Nintendo’s Wii U has been struggling to get off the block since it’s release last year. Various factors come into play as to why the innovative console hasn’t been doing as well as it should be. Let’s look at what caused this.
While gamers will know the difference between a Wii and a Wii U—and some won’t care—the casual gamer and parents who buy consoles for their children might have a hard time telling the Wii U from the Wii. Sure they look different, but the naming approach doesn’t help it much at all. A different name should’ve been used or even a prefix/superlative such as Super Wii.
One could say that the PlayStation and Xbox family of consoles stuck with similar names. This is true. The Nintendo did as well with the Nintendo, Super Nintendo, and Nintendo 64, but you could tell they are different—especially when some games for a console weren’t being sold anymore. The thing with PlayStation and Xbox is that their consoles are numbered. It’s a fact that two is more than one and three is more than one and two—although not one and two together. The thing is the consoles were named in sequential order of their appearance, just like movie sequels.
The Wii U honestly could’ve been just another version of the Wii from name alone. Customer confusion has gone so far that Nintendo actually put out a poster to tell customers the difference.
The poster could be seen as insulting in the way. Even though your casual customer might not notice the difference between the Wii and Wii U, it could be looked at kind of like saying “We’re putting this here because you’re obviously too stupid to tell the difference between a console released in 2005 and one released in 2012. There’s colors and everything to help you along, Horton.”
Lack of Games
This year will see plenty of games flooding in, but at launch that wasn’t so much the case. It was almost like the Nintendo 3DS’ release except the Wii U was priced perfectly. It is totally affordable and comes in two sizes for whatever you might need. The Nintendo 3DS suffered out the gates because there weren’t many good titles worth buying the handheld for on launch—even though I got it anyway—and it was priced beyond what it should’ve been at launch considering what was available.
The advertising is pretty much lax. Mostly hardcore Nintendo fans, loyalist, and curious gamers who follow developments would keep track of the Wii U and what’s going on with it. The Wii was pushed heavily and with that price—compared to the Xbox 360 and the PS3 which squandered its lead for the most part by pricing itself too highly—and sold like hotcakes. Nintendo really need to take that same approach or even the approach that moved Gameboys, Nintendo DSes, the Nintendo, and Super Nintendo off shelves.
The Cold Shoulder

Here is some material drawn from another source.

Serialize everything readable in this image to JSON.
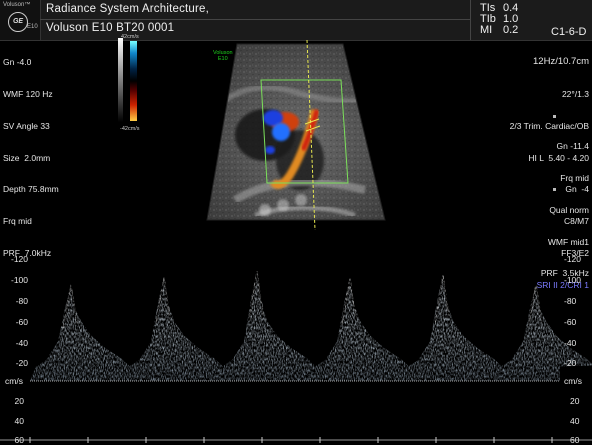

While there is plenty of support for the Wii U, there is still this thing of the Wii U being a next generation console, but not being included with the PS4 and Xbox 720. It’s like the Wii U is in the role of Dreamcast where it’s a generation ahead, but definitely part of that generation it debuted in. The Wii U is a next generation console, but is being nestled in the generation with PS3, Xbox 360, and yes the Wii.
It’s not too late for the Wii U to improve ad actually sell some consoles. It just needs big titles to be released. It recently saw a sales spike in the UK and should improve in the coming months with more games being released and announcements at E3. Also expect a bit of a spike if it’s confirmed for sure that the PS4 or Xbox 720 will be blocking used games. Sure people will buy the PS4 and Xbox 720, but no one wants to be stuck with a game when they’re finished or if it’s lousy unless they’re a collector.